**AVAILABLE DATA**:
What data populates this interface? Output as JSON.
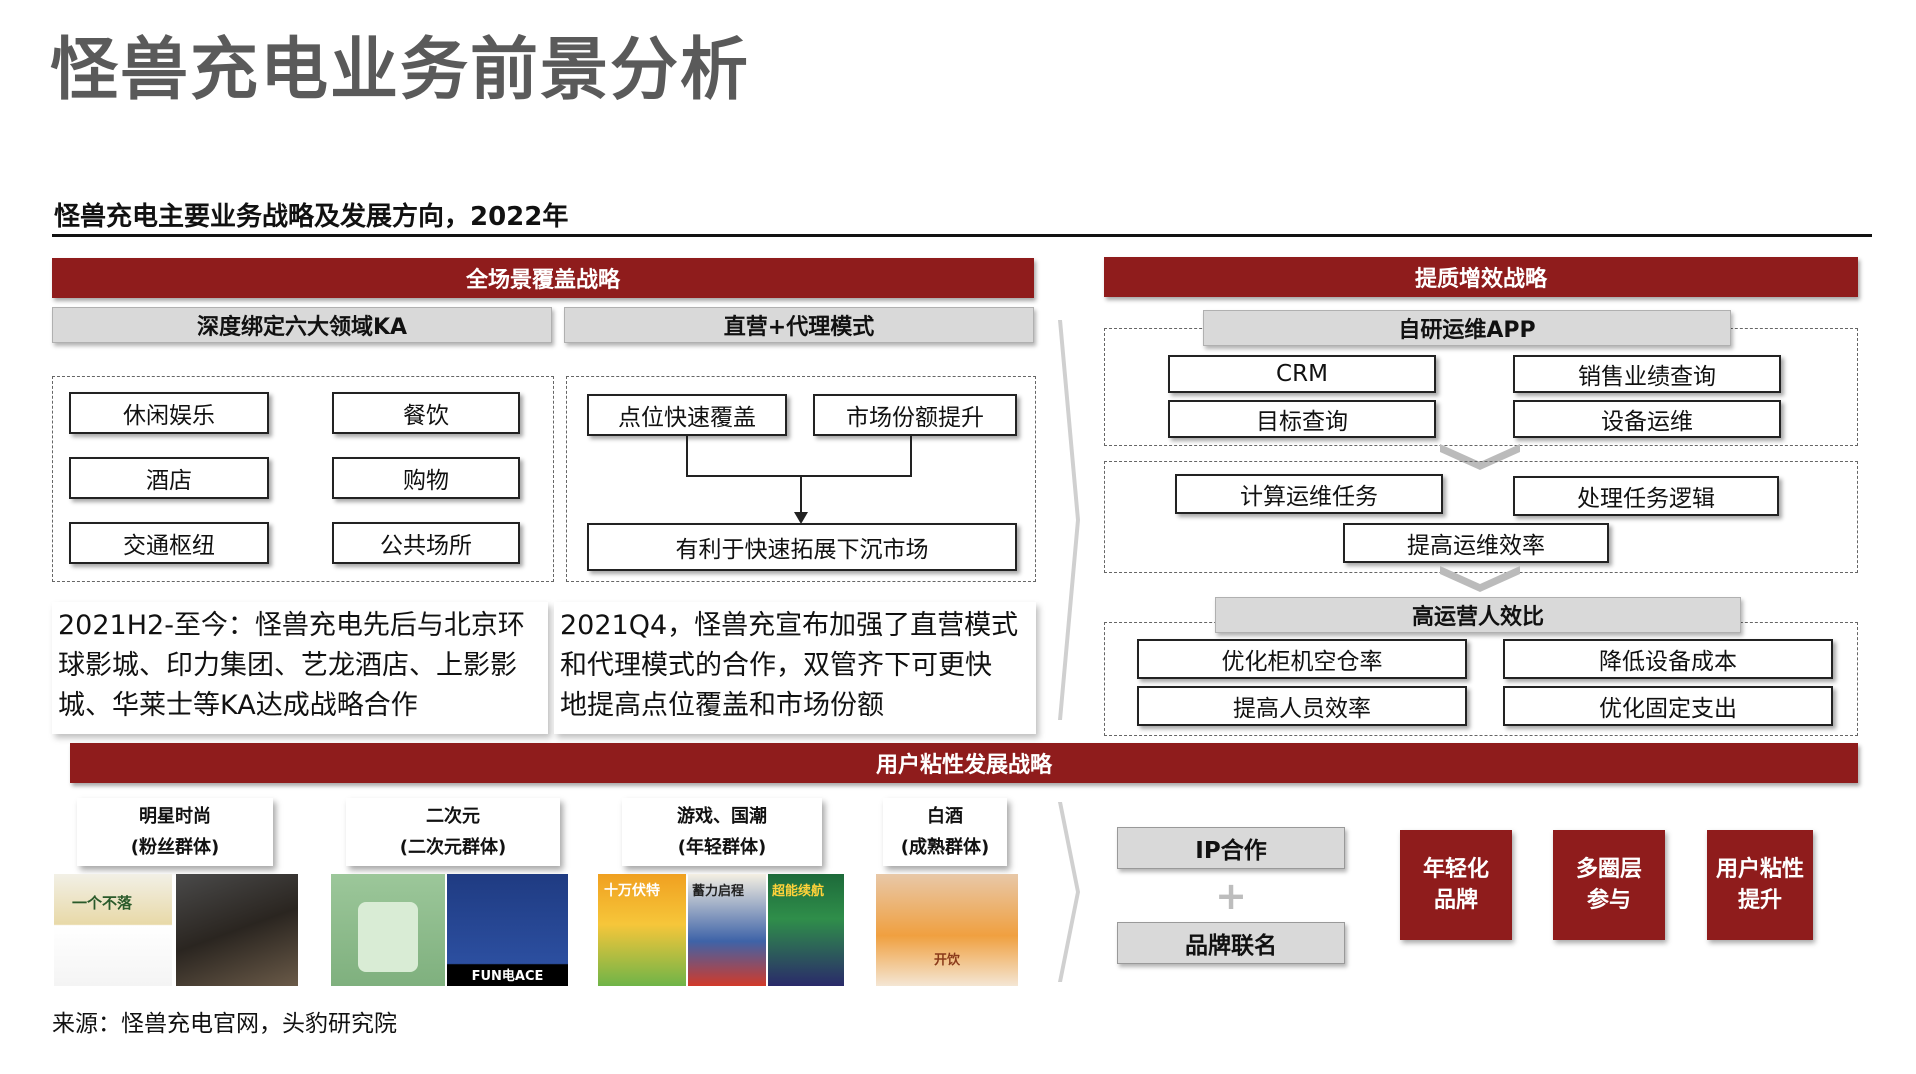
{
  "page": {
    "title": "怪兽充电业务前景分析",
    "subtitle": "怪兽充电主要业务战略及发展方向，2022年",
    "source": "来源：怪兽充电官网，头豹研究院"
  },
  "left_section": {
    "header": "全场景覆盖战略",
    "ka": {
      "label": "深度绑定六大领域KA",
      "items": [
        "休闲娱乐",
        "餐饮",
        "酒店",
        "购物",
        "交通枢纽",
        "公共场所"
      ],
      "note_lines": [
        "2021H2-至今：怪兽充电先后与北京环",
        "球影城、印力集团、艺龙酒店、上影影",
        "城、华莱士等KA达成战略合作"
      ]
    },
    "model": {
      "label": "直营+代理模式",
      "box1": "点位快速覆盖",
      "box2": "市场份额提升",
      "result": "有利于快速拓展下沉市场",
      "note_lines": [
        "2021Q4，怪兽充宣布加强了直营模式",
        "和代理模式的合作，双管齐下可更快",
        "地提高点位覆盖和市场份额"
      ]
    }
  },
  "right_section": {
    "header": "提质增效战略",
    "app": {
      "label": "自研运维APP",
      "items": [
        "CRM",
        "销售业绩查询",
        "目标查询",
        "设备运维"
      ]
    },
    "ops": {
      "items": [
        "计算运维任务",
        "处理任务逻辑"
      ],
      "result": "提高运维效率"
    },
    "efficiency": {
      "label": "高运营人效比",
      "items": [
        "优化柜机空仓率",
        "降低设备成本",
        "提高人员效率",
        "优化固定支出"
      ]
    }
  },
  "bottom_section": {
    "header": "用户粘性发展战略",
    "groups": [
      {
        "line1": "明星时尚",
        "line2": "(粉丝群体)"
      },
      {
        "line1": "二次元",
        "line2": "(二次元群体)"
      },
      {
        "line1": "游戏、国潮",
        "line2": "(年轻群体)"
      },
      {
        "line1": "白酒",
        "line2": "(成熟群体)"
      }
    ],
    "photo_captions": [
      "一个不落",
      "FUN电ACE",
      "十万伏特",
      "蓄力启程",
      "超能续航",
      "开饮"
    ],
    "ip": "IP合作",
    "plus": "+",
    "brand": "品牌联名",
    "outcomes": [
      {
        "line1": "年轻化",
        "line2": "品牌"
      },
      {
        "line1": "多圈层",
        "line2": "参与"
      },
      {
        "line1": "用户粘性",
        "line2": "提升"
      }
    ]
  },
  "colors": {
    "accent_red": "#8f1c1c",
    "gray_label": "#d9d9d9",
    "title_gray": "#5a5a5a"
  }
}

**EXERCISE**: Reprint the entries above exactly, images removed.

**SOLUTION TO THIS TASK**:
What data populates this interface? Output as JSON.
{
  "page": {
    "title": "怪兽充电业务前景分析",
    "subtitle": "怪兽充电主要业务战略及发展方向，2022年",
    "source": "来源：怪兽充电官网，头豹研究院"
  },
  "left_section": {
    "header": "全场景覆盖战略",
    "ka": {
      "label": "深度绑定六大领域KA",
      "items": [
        "休闲娱乐",
        "餐饮",
        "酒店",
        "购物",
        "交通枢纽",
        "公共场所"
      ],
      "note_lines": [
        "2021H2-至今：怪兽充电先后与北京环",
        "球影城、印力集团、艺龙酒店、上影影",
        "城、华莱士等KA达成战略合作"
      ]
    },
    "model": {
      "label": "直营+代理模式",
      "box1": "点位快速覆盖",
      "box2": "市场份额提升",
      "result": "有利于快速拓展下沉市场",
      "note_lines": [
        "2021Q4，怪兽充宣布加强了直营模式",
        "和代理模式的合作，双管齐下可更快",
        "地提高点位覆盖和市场份额"
      ]
    }
  },
  "right_section": {
    "header": "提质增效战略",
    "app": {
      "label": "自研运维APP",
      "items": [
        "CRM",
        "销售业绩查询",
        "目标查询",
        "设备运维"
      ]
    },
    "ops": {
      "items": [
        "计算运维任务",
        "处理任务逻辑"
      ],
      "result": "提高运维效率"
    },
    "efficiency": {
      "label": "高运营人效比",
      "items": [
        "优化柜机空仓率",
        "降低设备成本",
        "提高人员效率",
        "优化固定支出"
      ]
    }
  },
  "bottom_section": {
    "header": "用户粘性发展战略",
    "groups": [
      {
        "line1": "明星时尚",
        "line2": "(粉丝群体)"
      },
      {
        "line1": "二次元",
        "line2": "(二次元群体)"
      },
      {
        "line1": "游戏、国潮",
        "line2": "(年轻群体)"
      },
      {
        "line1": "白酒",
        "line2": "(成熟群体)"
      }
    ],
    "photo_captions": [
      "一个不落",
      "FUN电ACE",
      "十万伏特",
      "蓄力启程",
      "超能续航",
      "开饮"
    ],
    "ip": "IP合作",
    "plus": "+",
    "brand": "品牌联名",
    "outcomes": [
      {
        "line1": "年轻化",
        "line2": "品牌"
      },
      {
        "line1": "多圈层",
        "line2": "参与"
      },
      {
        "line1": "用户粘性",
        "line2": "提升"
      }
    ]
  },
  "colors": {
    "accent_red": "#8f1c1c",
    "gray_label": "#d9d9d9",
    "title_gray": "#5a5a5a"
  }
}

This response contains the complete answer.